_Data supplied:_
-=-=-

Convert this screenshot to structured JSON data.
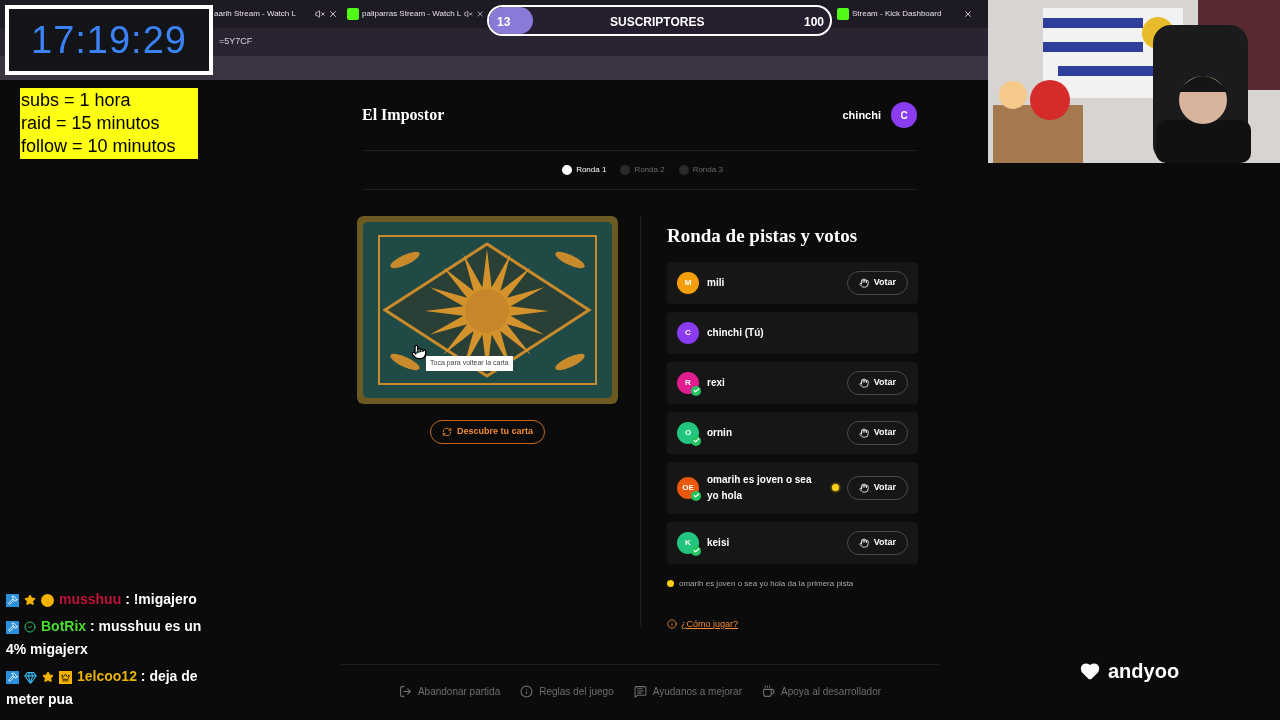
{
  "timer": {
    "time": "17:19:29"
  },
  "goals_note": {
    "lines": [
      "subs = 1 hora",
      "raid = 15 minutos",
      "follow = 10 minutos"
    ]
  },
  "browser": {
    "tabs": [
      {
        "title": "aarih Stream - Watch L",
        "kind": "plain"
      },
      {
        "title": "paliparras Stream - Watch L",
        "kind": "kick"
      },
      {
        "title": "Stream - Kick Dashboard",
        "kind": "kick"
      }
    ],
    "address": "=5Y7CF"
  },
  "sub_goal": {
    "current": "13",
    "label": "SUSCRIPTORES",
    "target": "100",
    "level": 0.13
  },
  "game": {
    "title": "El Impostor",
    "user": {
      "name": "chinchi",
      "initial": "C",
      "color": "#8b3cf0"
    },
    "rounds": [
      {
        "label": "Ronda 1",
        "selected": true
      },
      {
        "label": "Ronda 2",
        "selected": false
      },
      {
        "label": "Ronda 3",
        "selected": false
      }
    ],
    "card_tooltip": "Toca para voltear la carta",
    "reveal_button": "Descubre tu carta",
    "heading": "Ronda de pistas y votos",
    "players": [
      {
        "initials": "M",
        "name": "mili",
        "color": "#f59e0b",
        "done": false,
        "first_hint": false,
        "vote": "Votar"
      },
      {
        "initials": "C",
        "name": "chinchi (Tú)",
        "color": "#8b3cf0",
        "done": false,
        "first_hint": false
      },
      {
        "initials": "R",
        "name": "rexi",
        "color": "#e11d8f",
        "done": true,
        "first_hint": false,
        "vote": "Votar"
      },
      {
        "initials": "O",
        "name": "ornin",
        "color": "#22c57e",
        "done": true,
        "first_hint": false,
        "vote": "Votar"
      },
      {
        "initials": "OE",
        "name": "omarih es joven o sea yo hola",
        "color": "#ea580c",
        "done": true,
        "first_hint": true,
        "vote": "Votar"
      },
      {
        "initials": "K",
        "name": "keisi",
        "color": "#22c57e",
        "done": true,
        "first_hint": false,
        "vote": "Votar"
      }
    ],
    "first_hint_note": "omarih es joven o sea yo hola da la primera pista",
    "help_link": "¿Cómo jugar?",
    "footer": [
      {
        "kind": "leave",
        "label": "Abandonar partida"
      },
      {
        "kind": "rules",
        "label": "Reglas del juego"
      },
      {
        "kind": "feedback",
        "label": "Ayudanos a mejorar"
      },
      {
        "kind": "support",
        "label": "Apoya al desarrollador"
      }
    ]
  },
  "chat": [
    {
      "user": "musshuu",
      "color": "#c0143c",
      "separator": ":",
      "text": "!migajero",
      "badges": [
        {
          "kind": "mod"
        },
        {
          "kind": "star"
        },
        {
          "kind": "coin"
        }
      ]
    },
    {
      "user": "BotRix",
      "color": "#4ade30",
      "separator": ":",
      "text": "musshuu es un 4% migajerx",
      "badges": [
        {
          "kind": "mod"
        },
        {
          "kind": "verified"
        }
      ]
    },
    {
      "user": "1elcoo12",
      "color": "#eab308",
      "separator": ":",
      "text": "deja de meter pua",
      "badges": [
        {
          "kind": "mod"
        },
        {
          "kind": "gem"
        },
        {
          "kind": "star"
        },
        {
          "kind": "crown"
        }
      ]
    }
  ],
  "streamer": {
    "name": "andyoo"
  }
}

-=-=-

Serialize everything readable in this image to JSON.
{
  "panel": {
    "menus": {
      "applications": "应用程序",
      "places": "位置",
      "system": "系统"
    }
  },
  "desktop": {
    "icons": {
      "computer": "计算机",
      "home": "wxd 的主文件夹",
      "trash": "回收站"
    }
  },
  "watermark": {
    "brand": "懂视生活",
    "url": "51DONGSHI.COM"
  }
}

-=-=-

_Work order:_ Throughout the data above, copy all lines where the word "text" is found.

_Expected answer:_
      "text": "!migajero",
      "text": "musshuu es un 4% migajerx",
      "text": "deja de meter pua",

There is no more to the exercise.